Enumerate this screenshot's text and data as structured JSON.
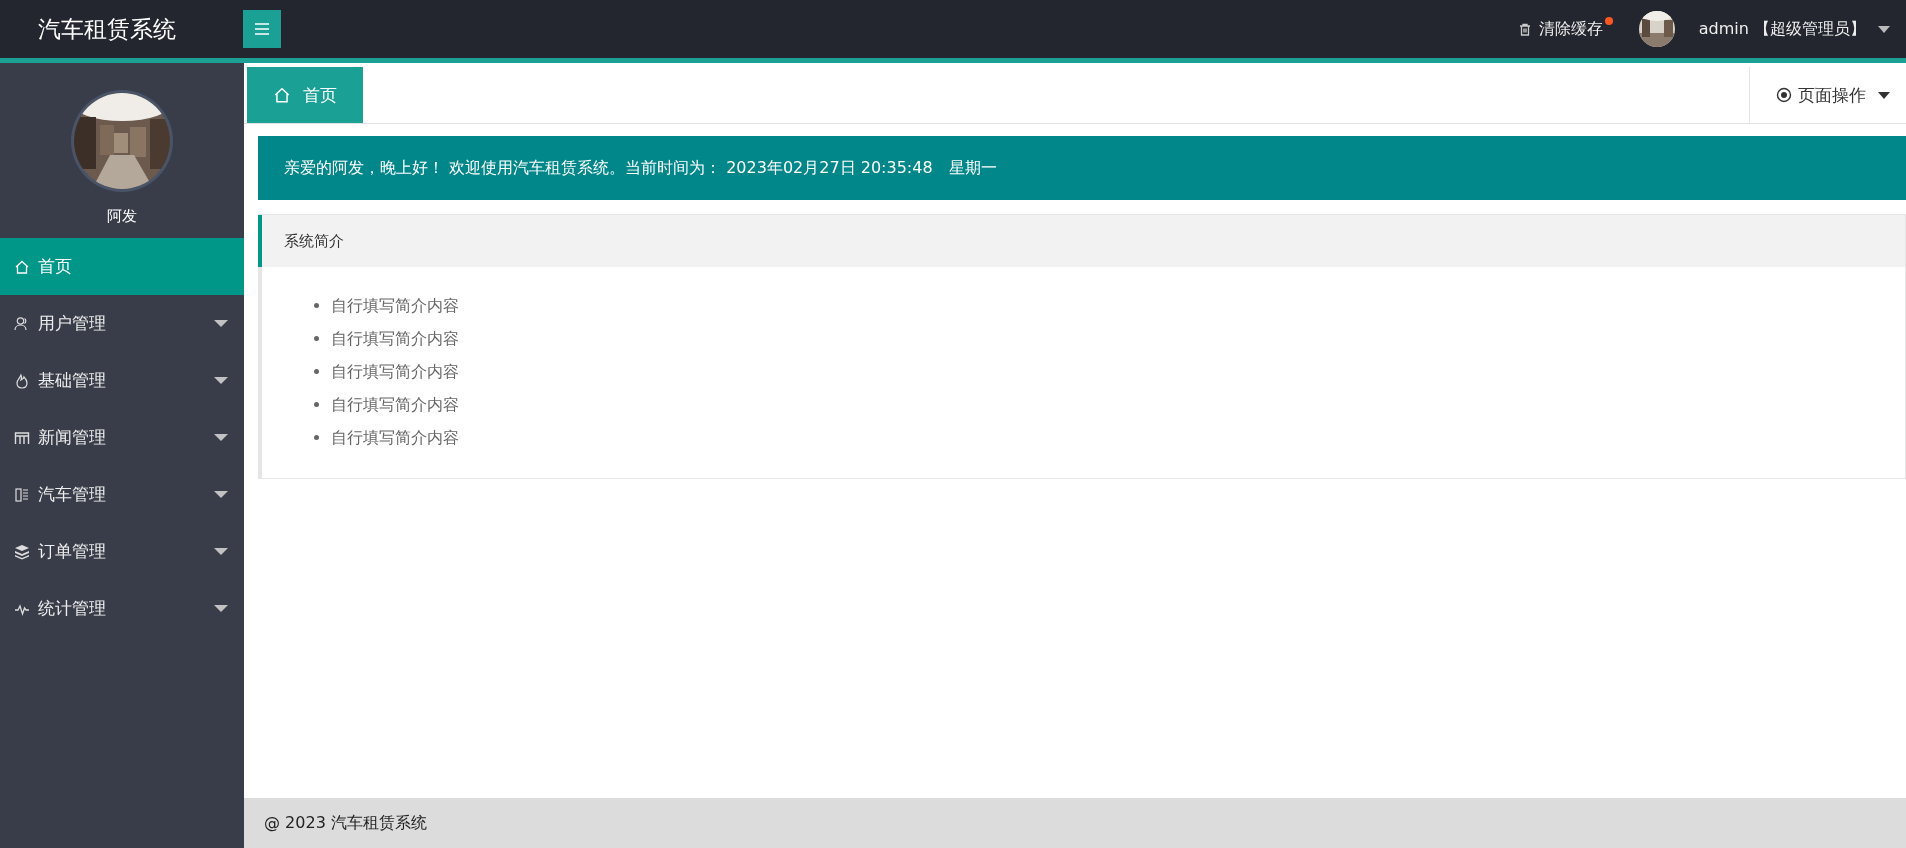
{
  "header": {
    "title": "汽车租赁系统",
    "clear_cache": "清除缓存",
    "clear_cache_badge": true,
    "user": "admin",
    "role": "【超级管理员】"
  },
  "sidebar": {
    "user_name": "阿发",
    "items": [
      {
        "label": "首页",
        "selected": true,
        "has_submenu": false
      },
      {
        "label": "用户管理",
        "selected": false,
        "has_submenu": true
      },
      {
        "label": "基础管理",
        "selected": false,
        "has_submenu": true
      },
      {
        "label": "新闻管理",
        "selected": false,
        "has_submenu": true
      },
      {
        "label": "汽车管理",
        "selected": false,
        "has_submenu": true
      },
      {
        "label": "订单管理",
        "selected": false,
        "has_submenu": true
      },
      {
        "label": "统计管理",
        "selected": false,
        "has_submenu": true
      }
    ]
  },
  "tabs": [
    {
      "label": "首页",
      "selected": true
    }
  ],
  "page_actions": "页面操作",
  "welcome": "亲爱的阿发，晚上好！ 欢迎使用汽车租赁系统。当前时间为： 2023年02月27日 20:35:48　星期一",
  "intro": {
    "title": "系统简介",
    "items": [
      "自行填写简介内容",
      "自行填写简介内容",
      "自行填写简介内容",
      "自行填写简介内容",
      "自行填写简介内容"
    ]
  },
  "footer": "@ 2023 汽车租赁系统"
}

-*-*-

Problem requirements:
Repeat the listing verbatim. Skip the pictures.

Task result:
Enumerate this screenshot's text and data as structured JSON.
{
  "header": {
    "title": "汽车租赁系统",
    "clear_cache": "清除缓存",
    "clear_cache_badge": true,
    "user": "admin",
    "role": "【超级管理员】"
  },
  "sidebar": {
    "user_name": "阿发",
    "items": [
      {
        "label": "首页",
        "selected": true,
        "has_submenu": false
      },
      {
        "label": "用户管理",
        "selected": false,
        "has_submenu": true
      },
      {
        "label": "基础管理",
        "selected": false,
        "has_submenu": true
      },
      {
        "label": "新闻管理",
        "selected": false,
        "has_submenu": true
      },
      {
        "label": "汽车管理",
        "selected": false,
        "has_submenu": true
      },
      {
        "label": "订单管理",
        "selected": false,
        "has_submenu": true
      },
      {
        "label": "统计管理",
        "selected": false,
        "has_submenu": true
      }
    ]
  },
  "tabs": [
    {
      "label": "首页",
      "selected": true
    }
  ],
  "page_actions": "页面操作",
  "welcome": "亲爱的阿发，晚上好！ 欢迎使用汽车租赁系统。当前时间为： 2023年02月27日 20:35:48　星期一",
  "intro": {
    "title": "系统简介",
    "items": [
      "自行填写简介内容",
      "自行填写简介内容",
      "自行填写简介内容",
      "自行填写简介内容",
      "自行填写简介内容"
    ]
  },
  "footer": "@ 2023 汽车租赁系统"
}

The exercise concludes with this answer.